What is required: Go line by line through the records below. Copy whichever lines contain the string "Gasto".

Data:
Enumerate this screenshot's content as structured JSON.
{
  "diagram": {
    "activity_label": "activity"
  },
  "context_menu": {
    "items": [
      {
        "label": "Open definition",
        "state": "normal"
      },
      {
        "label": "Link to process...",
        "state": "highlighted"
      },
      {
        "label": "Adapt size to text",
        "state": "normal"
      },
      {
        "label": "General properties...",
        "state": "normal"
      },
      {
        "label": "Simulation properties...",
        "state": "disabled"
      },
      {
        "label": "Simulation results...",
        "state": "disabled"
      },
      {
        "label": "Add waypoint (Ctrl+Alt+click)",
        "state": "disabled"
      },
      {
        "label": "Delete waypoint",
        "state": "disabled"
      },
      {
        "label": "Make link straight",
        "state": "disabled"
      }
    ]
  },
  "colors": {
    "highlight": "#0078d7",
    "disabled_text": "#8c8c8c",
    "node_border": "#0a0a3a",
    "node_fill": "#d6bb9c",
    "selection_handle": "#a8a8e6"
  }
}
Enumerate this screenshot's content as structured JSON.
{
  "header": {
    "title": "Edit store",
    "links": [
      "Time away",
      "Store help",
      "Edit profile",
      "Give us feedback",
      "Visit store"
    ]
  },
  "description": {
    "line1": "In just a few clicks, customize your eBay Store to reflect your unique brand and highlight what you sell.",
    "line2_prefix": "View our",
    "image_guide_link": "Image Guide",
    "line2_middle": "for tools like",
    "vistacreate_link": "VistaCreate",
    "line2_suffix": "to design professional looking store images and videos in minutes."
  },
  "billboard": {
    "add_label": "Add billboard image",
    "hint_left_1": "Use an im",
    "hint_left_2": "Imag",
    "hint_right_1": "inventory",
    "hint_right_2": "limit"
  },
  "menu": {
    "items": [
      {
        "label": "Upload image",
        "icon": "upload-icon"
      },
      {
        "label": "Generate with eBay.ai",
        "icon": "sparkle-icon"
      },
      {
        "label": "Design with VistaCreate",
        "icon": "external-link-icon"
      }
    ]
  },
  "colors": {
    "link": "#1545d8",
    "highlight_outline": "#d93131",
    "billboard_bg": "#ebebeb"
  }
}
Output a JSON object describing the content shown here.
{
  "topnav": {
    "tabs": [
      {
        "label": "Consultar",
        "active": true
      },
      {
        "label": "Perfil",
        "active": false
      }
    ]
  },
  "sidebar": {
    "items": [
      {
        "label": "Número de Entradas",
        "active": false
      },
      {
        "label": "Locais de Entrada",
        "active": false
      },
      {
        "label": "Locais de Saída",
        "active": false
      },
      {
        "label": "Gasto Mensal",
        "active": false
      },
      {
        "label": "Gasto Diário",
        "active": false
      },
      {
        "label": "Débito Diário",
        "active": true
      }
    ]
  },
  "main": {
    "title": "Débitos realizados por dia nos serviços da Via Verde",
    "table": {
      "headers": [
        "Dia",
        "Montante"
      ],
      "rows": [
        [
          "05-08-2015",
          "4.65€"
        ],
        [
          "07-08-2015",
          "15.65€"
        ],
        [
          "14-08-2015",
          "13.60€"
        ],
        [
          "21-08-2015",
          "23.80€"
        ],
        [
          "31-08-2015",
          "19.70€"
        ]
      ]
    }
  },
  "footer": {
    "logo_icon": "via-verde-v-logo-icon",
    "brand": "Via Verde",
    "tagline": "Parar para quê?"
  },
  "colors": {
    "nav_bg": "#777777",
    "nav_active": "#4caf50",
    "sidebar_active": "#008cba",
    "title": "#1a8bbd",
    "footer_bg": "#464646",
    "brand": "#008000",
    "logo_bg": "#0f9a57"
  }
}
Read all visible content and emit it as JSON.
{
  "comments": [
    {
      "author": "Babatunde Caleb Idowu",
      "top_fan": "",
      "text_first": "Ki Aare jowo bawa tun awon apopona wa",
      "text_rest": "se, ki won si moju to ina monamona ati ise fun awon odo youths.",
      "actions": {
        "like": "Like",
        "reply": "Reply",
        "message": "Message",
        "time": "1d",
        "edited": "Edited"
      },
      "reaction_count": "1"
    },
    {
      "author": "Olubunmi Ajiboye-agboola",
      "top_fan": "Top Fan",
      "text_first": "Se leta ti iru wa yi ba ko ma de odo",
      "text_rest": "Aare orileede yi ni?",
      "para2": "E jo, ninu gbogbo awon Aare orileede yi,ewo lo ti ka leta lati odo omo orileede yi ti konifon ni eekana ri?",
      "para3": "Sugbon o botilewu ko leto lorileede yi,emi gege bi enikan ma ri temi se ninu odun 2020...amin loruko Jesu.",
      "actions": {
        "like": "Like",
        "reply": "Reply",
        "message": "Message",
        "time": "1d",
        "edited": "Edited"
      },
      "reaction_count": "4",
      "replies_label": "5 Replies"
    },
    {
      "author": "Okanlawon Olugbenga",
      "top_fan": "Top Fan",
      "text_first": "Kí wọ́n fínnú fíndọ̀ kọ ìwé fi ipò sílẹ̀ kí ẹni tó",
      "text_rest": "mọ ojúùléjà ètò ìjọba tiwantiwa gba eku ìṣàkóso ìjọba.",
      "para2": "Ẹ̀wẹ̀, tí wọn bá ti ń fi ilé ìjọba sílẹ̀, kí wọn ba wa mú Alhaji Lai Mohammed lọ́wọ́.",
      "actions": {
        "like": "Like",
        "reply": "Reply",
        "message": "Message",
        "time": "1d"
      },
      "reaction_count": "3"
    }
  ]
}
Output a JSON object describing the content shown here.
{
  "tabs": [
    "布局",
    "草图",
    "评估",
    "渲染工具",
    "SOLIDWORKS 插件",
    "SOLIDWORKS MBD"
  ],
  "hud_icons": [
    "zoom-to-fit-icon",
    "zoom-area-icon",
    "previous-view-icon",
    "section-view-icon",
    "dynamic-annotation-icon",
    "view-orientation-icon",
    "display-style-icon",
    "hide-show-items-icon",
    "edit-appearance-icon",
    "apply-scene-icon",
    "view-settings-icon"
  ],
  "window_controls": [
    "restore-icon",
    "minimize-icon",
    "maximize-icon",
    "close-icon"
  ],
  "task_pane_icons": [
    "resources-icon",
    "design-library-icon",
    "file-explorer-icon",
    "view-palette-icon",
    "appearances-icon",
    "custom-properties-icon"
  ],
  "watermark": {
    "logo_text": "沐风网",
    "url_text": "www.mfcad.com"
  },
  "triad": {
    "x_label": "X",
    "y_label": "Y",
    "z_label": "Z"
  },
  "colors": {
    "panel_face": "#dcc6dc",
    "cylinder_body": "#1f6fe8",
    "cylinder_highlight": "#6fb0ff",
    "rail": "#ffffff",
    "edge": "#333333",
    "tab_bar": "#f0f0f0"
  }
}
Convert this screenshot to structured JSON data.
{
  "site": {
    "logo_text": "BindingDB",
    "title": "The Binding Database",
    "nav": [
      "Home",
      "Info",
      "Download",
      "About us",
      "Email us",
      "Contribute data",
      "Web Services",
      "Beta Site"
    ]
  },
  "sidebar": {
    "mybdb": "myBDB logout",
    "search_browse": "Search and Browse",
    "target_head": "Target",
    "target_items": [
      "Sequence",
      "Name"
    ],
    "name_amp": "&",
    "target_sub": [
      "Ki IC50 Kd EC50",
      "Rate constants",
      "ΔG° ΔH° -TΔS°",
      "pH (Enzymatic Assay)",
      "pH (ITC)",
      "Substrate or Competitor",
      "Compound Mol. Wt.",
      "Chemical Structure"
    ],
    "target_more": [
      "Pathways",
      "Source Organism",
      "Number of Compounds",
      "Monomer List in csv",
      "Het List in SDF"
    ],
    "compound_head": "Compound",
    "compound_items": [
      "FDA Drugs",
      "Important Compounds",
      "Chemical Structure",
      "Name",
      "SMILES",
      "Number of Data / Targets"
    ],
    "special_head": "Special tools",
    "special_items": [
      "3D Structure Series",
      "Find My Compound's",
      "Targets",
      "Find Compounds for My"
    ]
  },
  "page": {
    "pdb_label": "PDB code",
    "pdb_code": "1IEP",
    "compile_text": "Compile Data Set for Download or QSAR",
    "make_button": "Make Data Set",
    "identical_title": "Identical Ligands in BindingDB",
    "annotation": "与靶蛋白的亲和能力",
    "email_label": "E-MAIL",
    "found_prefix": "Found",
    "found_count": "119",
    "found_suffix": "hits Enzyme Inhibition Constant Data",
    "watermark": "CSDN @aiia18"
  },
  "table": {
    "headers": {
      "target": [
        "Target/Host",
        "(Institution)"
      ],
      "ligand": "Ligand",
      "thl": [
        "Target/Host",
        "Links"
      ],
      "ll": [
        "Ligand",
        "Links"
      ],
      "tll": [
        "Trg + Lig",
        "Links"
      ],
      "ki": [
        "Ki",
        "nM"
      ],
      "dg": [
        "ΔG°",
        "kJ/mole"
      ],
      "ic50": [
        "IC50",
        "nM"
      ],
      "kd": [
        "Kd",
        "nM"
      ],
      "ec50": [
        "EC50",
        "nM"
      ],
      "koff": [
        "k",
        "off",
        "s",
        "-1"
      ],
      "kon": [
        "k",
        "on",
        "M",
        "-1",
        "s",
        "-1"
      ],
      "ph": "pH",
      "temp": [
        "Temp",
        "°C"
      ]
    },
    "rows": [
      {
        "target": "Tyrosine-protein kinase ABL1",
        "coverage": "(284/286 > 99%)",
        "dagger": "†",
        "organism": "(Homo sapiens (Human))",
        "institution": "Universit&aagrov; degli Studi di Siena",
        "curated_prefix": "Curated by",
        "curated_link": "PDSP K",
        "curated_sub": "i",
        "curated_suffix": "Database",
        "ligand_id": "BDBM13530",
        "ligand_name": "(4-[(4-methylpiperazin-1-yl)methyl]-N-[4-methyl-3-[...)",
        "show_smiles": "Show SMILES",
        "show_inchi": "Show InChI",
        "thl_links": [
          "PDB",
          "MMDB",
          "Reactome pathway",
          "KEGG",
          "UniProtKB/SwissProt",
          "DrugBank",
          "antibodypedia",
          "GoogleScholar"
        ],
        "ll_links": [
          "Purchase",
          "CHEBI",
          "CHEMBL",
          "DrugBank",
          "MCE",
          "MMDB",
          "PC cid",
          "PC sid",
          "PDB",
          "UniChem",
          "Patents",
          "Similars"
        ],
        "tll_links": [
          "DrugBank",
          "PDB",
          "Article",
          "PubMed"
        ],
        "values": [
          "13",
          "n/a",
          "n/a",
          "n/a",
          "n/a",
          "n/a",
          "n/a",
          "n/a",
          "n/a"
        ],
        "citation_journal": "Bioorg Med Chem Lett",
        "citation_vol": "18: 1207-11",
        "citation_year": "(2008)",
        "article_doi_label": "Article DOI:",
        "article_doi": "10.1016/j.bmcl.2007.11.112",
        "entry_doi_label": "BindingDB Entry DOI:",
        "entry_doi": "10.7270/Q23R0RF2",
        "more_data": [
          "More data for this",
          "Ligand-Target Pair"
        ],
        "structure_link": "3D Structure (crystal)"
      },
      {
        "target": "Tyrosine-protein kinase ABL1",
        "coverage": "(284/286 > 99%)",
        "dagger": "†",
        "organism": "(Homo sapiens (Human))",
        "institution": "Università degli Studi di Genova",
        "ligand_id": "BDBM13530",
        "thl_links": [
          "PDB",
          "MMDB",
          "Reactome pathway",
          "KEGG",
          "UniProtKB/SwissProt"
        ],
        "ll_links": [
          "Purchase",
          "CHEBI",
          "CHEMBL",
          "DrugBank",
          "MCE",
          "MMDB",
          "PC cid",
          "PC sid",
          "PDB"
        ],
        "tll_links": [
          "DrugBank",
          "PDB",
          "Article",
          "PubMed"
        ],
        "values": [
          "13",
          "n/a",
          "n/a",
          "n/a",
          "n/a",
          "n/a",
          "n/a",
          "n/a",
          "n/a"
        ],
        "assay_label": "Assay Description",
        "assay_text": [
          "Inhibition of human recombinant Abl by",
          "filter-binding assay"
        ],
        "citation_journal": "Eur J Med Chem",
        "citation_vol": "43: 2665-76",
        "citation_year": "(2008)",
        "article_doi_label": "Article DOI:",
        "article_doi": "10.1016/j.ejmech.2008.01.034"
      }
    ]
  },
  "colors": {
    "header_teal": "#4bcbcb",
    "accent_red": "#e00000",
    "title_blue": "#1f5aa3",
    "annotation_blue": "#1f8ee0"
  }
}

Exercise response:
        "label": "Gasto Mensal",
        "label": "Gasto Diário",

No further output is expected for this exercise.